Which lines in the entries below contain the string "this"? Show each of them in full.

Available records:
:::

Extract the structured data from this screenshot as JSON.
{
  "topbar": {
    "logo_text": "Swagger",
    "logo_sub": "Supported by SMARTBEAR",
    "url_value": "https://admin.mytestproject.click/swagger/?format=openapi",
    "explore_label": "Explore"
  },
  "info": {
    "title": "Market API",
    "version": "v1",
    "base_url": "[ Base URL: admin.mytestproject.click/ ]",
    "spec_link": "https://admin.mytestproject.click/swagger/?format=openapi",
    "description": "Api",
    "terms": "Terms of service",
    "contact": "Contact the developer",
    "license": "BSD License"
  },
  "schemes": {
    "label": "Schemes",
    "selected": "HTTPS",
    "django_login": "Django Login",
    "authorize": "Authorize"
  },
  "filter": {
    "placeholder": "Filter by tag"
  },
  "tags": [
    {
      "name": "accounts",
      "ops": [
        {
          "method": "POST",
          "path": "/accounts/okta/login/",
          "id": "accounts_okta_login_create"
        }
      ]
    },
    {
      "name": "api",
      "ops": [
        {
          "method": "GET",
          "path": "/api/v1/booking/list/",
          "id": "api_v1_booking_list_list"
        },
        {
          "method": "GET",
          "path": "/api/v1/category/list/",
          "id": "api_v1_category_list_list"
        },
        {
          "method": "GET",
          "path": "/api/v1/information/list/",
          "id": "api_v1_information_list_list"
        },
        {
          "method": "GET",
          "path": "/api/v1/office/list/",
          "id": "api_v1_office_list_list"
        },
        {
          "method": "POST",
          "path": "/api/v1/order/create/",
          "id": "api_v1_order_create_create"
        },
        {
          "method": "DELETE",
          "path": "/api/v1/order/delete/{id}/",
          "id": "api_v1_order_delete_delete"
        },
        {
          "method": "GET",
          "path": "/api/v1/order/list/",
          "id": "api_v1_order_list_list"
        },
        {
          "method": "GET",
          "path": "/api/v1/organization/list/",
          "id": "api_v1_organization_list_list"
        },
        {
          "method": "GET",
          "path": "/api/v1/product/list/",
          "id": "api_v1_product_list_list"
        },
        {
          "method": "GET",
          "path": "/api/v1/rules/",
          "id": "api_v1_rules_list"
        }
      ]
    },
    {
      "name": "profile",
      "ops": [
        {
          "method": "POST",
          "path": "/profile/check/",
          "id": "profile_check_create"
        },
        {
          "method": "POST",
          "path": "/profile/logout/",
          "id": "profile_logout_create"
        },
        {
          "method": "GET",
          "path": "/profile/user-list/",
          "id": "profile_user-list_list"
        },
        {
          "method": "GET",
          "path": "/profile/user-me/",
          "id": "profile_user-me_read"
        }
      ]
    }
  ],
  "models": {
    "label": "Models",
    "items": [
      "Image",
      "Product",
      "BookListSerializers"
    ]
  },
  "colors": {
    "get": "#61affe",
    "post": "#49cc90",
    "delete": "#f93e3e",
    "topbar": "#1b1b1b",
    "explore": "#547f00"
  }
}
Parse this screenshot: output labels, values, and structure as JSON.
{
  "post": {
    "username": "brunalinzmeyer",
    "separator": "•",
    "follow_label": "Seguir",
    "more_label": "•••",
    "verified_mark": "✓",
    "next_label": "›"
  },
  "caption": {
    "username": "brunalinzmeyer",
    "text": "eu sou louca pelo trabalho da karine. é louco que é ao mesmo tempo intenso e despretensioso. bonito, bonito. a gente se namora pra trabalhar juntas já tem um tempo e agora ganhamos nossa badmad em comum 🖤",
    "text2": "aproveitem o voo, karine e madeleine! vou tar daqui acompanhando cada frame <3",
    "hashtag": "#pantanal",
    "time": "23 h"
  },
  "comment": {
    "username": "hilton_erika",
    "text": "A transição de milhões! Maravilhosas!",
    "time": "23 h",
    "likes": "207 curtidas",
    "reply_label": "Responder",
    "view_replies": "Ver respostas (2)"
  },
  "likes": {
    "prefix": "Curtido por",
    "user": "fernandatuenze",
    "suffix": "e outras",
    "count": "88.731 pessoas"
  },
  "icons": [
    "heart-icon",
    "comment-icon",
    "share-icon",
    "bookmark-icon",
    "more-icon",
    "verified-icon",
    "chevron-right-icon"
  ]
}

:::

Exercise solution:
Extract the structured data from this screenshot as JSON.
Parse this screenshot: output labels, values, and structure as JSON.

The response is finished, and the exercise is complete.